By DIANA CHEN
In an AARP survey of 2000 adults, 6 out of 10 respondents indicated they prefer to stay in their home and community for as long as possible. This desire increases with age; more than 75% of adults over 50 would rather remain in a familiar environment where they have strong connections to friends, neighbors, and businesses. However, for the elderly and people with chronic illness or disabilities, remaining at home can be difficult. These populations require services that are often provided at long term care facilities (e.g. nursing homes) and/or formal medical settings– which can be costly, inconvenient, and inefficient.
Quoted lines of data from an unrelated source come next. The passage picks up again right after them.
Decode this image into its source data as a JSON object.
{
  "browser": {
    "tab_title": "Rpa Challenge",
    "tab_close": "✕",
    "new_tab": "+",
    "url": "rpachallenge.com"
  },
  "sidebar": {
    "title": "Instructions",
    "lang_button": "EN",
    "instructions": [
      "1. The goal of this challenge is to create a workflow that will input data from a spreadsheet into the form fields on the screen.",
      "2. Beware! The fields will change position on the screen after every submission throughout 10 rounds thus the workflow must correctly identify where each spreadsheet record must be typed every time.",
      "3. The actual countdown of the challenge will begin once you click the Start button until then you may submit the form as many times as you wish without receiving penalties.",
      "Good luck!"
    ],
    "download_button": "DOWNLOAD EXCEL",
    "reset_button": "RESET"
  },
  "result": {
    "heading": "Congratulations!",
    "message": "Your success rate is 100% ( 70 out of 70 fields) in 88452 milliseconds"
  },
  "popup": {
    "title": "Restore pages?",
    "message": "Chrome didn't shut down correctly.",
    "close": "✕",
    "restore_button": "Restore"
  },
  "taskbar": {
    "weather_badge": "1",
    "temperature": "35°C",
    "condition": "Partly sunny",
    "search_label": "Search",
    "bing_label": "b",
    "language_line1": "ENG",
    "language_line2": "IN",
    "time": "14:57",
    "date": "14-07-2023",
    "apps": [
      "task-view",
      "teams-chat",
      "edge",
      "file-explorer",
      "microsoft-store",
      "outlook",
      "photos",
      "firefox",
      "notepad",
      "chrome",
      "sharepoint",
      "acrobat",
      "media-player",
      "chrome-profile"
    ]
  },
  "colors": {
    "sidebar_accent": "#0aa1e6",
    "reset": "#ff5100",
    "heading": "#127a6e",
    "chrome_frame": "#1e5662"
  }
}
Individuals of all ages across the health spectrum have also expressed interest in receiving health services in the home or community as a means to access higher quality and convenient care. With consumer demand for patient-centered care, the U.S. healthcare system has steadily steered away from institutional services in favor of home and community-based services (HCBS). Since 2013, Medicaid expenditures for HCBS has continued to exceed spending for institutional services. HCBS now accounts for 55% of Medicaid Long Term Care spending.
As the largest payor for healthcare in the United States, the Center for Medicare and Medicaid Services (CMS), is often the first to experiment and adopt new care delivery models. With Medicaid’s perceived benefits with HCBS, the CMS has also changed what is covered under Medicare Advantage (MA) to accommodate for the transition towards home and community based care. In 2018, CMS added “non-medical in-home care” as a supplemental benefit for 2019 MA plans. This year, CMS continued to broaden the range of supplemental benefits for MA 2020 to cover any benefits “that have a reasonable expectation of improving or maintaining the health or overall function” of beneficiaries with chronic conditions or illnesses.
In one short, powerful clause, CMS opens the gateway to address previously neglected factors such as the home, social environment, transportation, and more. of chronically ill patients. As listed in the announcement, items and services that are covered may include but are not limited to:
- Meals furnished to the enrollee beyond a limited basis
- Transportation for non-medical needs
- Pest control
- Indoor air quality equipment and services
- Other benefits to address social needs
Health insurers and providers, especially home and community based care providers, are eager to take advantage of this addition. However, they need new ways to include such services in their care delivery. Unconventional care models, as well as novel technologies to support care delivery outside of medical institutions are essential. Therefore, the Robert Wood Johnson Foundation (RWJF), in partnership with Catalyst @ Health 2.0, has launched the “Home & Community-Based Care Challenge,” to encourage developers to create solutions that support the advancement of at-home or community based health care. Examples include but are not limited to:
- coaching app to engage consumers with their healthcare
- non-intrusive sensors for at home monitory of acute disease patients
- apps to support caretakers with burnout
In this multi-phase challenge, innovators are asked to submit tech-enabled solutions addressing home and community based care. Subject matter experts will evaluate the entries and select the top five teams who will move onto Phase II. The five semi-finalists will be awarded $5,000 each to further develop their application or tool. Then, three finalists will be chosen at the end of Phase II to compete at a live pitch event! They will demo their technology in front of a captivated audience of investors, provider organizations, and members of the media at a prominent health conference. Judges will select the first, second, and third place winners live. Winners will be awarded $40,000 for first place, $25,000 for second place, and $10,000 for third place.
The challenge is open to innovators and companies at any stage of development. If you are interested in applying, the competition is now accepting Phase I applications and the deadline to submit is June 7th, 2019 11:59 PM EDT.
Diana Chen is a Program Associate at Catalyst @ Health 2.0.